- _INSTRUCTIONS FOR THE TASK_: Word for word, write the records out again, but omit each picture.

┌──

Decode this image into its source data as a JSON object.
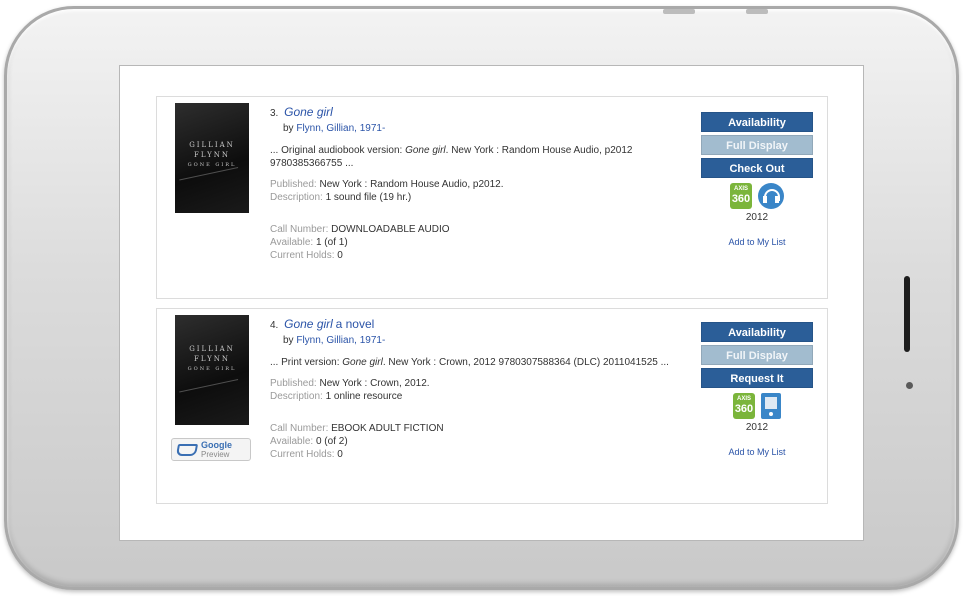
{
  "records": [
    {
      "number": "3.",
      "title": "Gone girl",
      "title_rest": "",
      "by_prefix": "by",
      "author": "Flynn, Gillian, 1971-",
      "snippet_prefix": "... Original audiobook version:",
      "snippet_title": "Gone girl",
      "snippet_rest": ". New York : Random House Audio, p2012 9780385366755 ...",
      "published_label": "Published:",
      "published_value": "New York : Random House Audio, p2012.",
      "description_label": "Description:",
      "description_value": "1 sound file (19 hr.)",
      "call_label": "Call Number:",
      "call_value": "DOWNLOADABLE AUDIO",
      "available_label": "Available:",
      "available_value": "1 (of 1)",
      "holds_label": "Current Holds:",
      "holds_value": "0",
      "buttons": {
        "availability": "Availability",
        "full_display": "Full Display",
        "action": "Check Out"
      },
      "axis_badge": {
        "top": "AXIS",
        "num": "360"
      },
      "format_icon": "audiobook-headphones-icon",
      "year": "2012",
      "add_to_list": "Add to My List",
      "cover": {
        "author": "GILLIAN",
        "surname": "FLYNN",
        "title": "GONE GIRL"
      }
    },
    {
      "number": "4.",
      "title": "Gone girl",
      "title_rest": "a novel",
      "by_prefix": "by",
      "author": "Flynn, Gillian, 1971-",
      "snippet_prefix": "... Print version:",
      "snippet_title": "Gone girl",
      "snippet_rest": ". New York : Crown, 2012 9780307588364 (DLC) 2011041525 ...",
      "published_label": "Published:",
      "published_value": "New York : Crown, 2012.",
      "description_label": "Description:",
      "description_value": "1 online resource",
      "call_label": "Call Number:",
      "call_value": "EBOOK ADULT FICTION",
      "available_label": "Available:",
      "available_value": "0 (of 2)",
      "holds_label": "Current Holds:",
      "holds_value": "0",
      "buttons": {
        "availability": "Availability",
        "full_display": "Full Display",
        "action": "Request It"
      },
      "axis_badge": {
        "top": "AXIS",
        "num": "360"
      },
      "format_icon": "ebook-tablet-icon",
      "year": "2012",
      "add_to_list": "Add to My List",
      "cover": {
        "author": "GILLIAN",
        "surname": "FLYNN",
        "title": "GONE GIRL"
      },
      "google_preview": {
        "brand": "Google",
        "label": "Preview"
      }
    }
  ],
  "colors": {
    "button_primary": "#2b5e98",
    "button_disabled": "#a2bccf",
    "link": "#2b54a8",
    "axis360_green": "#7bb53b",
    "format_icon_blue": "#3a86c8"
  }
}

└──

- _TASK ANSWER_:
Decode this image into its source data as a JSON object.
{
  "records": [
    {
      "number": "3.",
      "title": "Gone girl",
      "title_rest": "",
      "by_prefix": "by",
      "author": "Flynn, Gillian, 1971-",
      "snippet_prefix": "... Original audiobook version:",
      "snippet_title": "Gone girl",
      "snippet_rest": ". New York : Random House Audio, p2012 9780385366755 ...",
      "published_label": "Published:",
      "published_value": "New York : Random House Audio, p2012.",
      "description_label": "Description:",
      "description_value": "1 sound file (19 hr.)",
      "call_label": "Call Number:",
      "call_value": "DOWNLOADABLE AUDIO",
      "available_label": "Available:",
      "available_value": "1 (of 1)",
      "holds_label": "Current Holds:",
      "holds_value": "0",
      "buttons": {
        "availability": "Availability",
        "full_display": "Full Display",
        "action": "Check Out"
      },
      "axis_badge": {
        "top": "AXIS",
        "num": "360"
      },
      "format_icon": "audiobook-headphones-icon",
      "year": "2012",
      "add_to_list": "Add to My List",
      "cover": {
        "author": "GILLIAN",
        "surname": "FLYNN",
        "title": "GONE GIRL"
      }
    },
    {
      "number": "4.",
      "title": "Gone girl",
      "title_rest": "a novel",
      "by_prefix": "by",
      "author": "Flynn, Gillian, 1971-",
      "snippet_prefix": "... Print version:",
      "snippet_title": "Gone girl",
      "snippet_rest": ". New York : Crown, 2012 9780307588364 (DLC) 2011041525 ...",
      "published_label": "Published:",
      "published_value": "New York : Crown, 2012.",
      "description_label": "Description:",
      "description_value": "1 online resource",
      "call_label": "Call Number:",
      "call_value": "EBOOK ADULT FICTION",
      "available_label": "Available:",
      "available_value": "0 (of 2)",
      "holds_label": "Current Holds:",
      "holds_value": "0",
      "buttons": {
        "availability": "Availability",
        "full_display": "Full Display",
        "action": "Request It"
      },
      "axis_badge": {
        "top": "AXIS",
        "num": "360"
      },
      "format_icon": "ebook-tablet-icon",
      "year": "2012",
      "add_to_list": "Add to My List",
      "cover": {
        "author": "GILLIAN",
        "surname": "FLYNN",
        "title": "GONE GIRL"
      },
      "google_preview": {
        "brand": "Google",
        "label": "Preview"
      }
    }
  ],
  "colors": {
    "button_primary": "#2b5e98",
    "button_disabled": "#a2bccf",
    "link": "#2b54a8",
    "axis360_green": "#7bb53b",
    "format_icon_blue": "#3a86c8"
  }
}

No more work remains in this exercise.